Op-Ed: When Did Slayer Start to Suck?
The axis of timing between today’s anniversary of the passing of Jeff Hanneman and last week’s premiere of a brand new Slayer song, the first without Hanneman, provides a good opportunity to reflect upon the output of Slayer’s later years. Ever since Hanneman’s death the court of public opinion has been declaring loudly that Slayer cannot possibly continue to put out great (or even good) material without Hanneman in the picture. I agree with that statement. But here’s the thing: Slayer haven’t put out anything good in a long, long while anyway.
That’s not a slight against Hanneman. It’s been scientifically proven that he penned or had a part in writing nearly all of Slayer’s greatest tracks. The man was a great guitarist and a talented writer, no doubt, Metal Royalty amongst mere mortals. The band’s live setlist still consists of all songs he wrote.

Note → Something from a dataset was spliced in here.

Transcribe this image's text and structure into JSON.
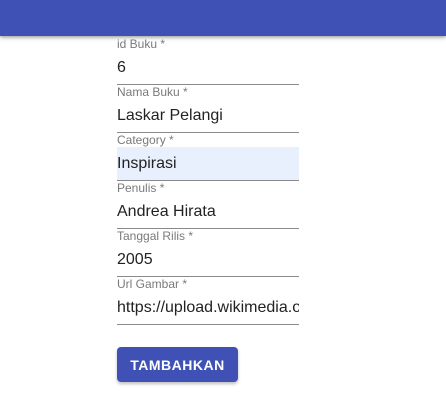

It’s just that people seem to be using his death — and the even more insignificant (in terms of writing) firing of Dave Lombardo — as an excuse to justify what we’ve basically all known for quite a while, but haven’t been willing to admit: modern day Slayer has been extremely tired, boring and mediocre for years already.

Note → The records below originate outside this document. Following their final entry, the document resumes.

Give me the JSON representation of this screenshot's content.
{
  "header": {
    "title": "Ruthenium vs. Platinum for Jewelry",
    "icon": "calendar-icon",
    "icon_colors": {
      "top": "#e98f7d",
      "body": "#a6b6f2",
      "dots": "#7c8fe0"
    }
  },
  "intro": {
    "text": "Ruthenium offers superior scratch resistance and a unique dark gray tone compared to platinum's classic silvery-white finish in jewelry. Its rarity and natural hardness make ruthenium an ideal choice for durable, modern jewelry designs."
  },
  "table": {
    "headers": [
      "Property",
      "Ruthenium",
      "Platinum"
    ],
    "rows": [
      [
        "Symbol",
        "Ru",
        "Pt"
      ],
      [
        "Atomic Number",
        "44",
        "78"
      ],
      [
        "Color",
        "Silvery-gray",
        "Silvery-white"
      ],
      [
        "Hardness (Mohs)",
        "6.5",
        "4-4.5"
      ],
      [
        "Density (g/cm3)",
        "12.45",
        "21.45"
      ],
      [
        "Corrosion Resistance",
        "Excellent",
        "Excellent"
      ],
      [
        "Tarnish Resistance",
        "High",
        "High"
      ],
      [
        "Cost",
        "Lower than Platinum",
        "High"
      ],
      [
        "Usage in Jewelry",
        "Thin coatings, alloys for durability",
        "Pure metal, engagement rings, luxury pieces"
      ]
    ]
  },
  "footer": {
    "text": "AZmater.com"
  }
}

The Cult of Slayer is a powerful thing. Yelling SLAAAAYEEEERRR at the top of your lungs has been a real-life meme for decades. Liking Slayer is cool. Not liking Slayer is decidedly uncool, heresy even. Until half of the band was replaced by other guys, and people suddenly had a fall-back to admit that Slayer are just out of gas these days.
We’ve all heard the new song “Implode.” Most of us agree that it’s pretty crappy, or, at the very least, “stock” — mediocre, by the numbers Slayer. Is that a direct effect of the absence of Hanneman (and Lombardo)? Well, maybe. But maybe not. Tom Araya said in an interview last year that the next Slayer album would include songs written by Hanneman. What if “Implode” turns out to be one of them? That’d be mighty embarrassing for all those shouting at the moon about the supposed heresy that is this band continuing to call themselves Slayer without two key members.
Even if it turns out that “Implode” isn’t one of the Hanneman-penned tracks, consider the following: no one writes great music forever. Everyone, and every band, has a shelf-life. John Lennon’s latter-day output was all over the place. Pink Floyd’s The Final Cut was a wash, to say nothing of David Gilmour and Roger Waters’ erratic and uninspired solo output. Is Coda anyone’s favorite Led Zeppelin album? A little closer to home, Metallica’s past two decades of output aren’t even worth discussing here. Slayer’s life as a relevant metal act seemed remarkably long — whereas most bands get two-three albums in their prime and the very best get four, Slayer’s coolness seemed to last forever simply because of the culture surrounding the band and what it meant to be a fan of theirs. To some they were and are the very embodiment of metal.
I know it’s taboo to speak ill of the dead, but we should all at least contemplate that maybe Hanneman’s best writing days were over long before his untimely passing. Again, the Cult of Slayer is a powerful thing. Listen to World Painted Blood and Christ Illusion without your SLAAAAAAYEEEEERRR-blinders on and tell me that these songs are really THAT much better than “Implode.” You can’t! Sure, we haven’t heard the full album yet from which that song comes, and it could well turn out that it’s such a steaming pile of crap that it makes Christ Illusion look like Reign in Blood. But I kind of doubt it. It’s going to sound like the same Slayer we’ve known for the past decade or so. This band has been repeating themselves and repeating themselves for quite a while now, and it’s been old and boring for as long.
Again, this is not to speak ill of Hanneman. The man was a metal genius, a metal GOD even. Yes, he was absolutely crucial to Slayer. Further, he wrote some of the best metal songs ever recorded by anyone. But everyone has their moment in the sun, and that moment inevitably fades as the world turns. Let’s reasonably judge Slayer’s recent output without the aggrandizement that a death provides.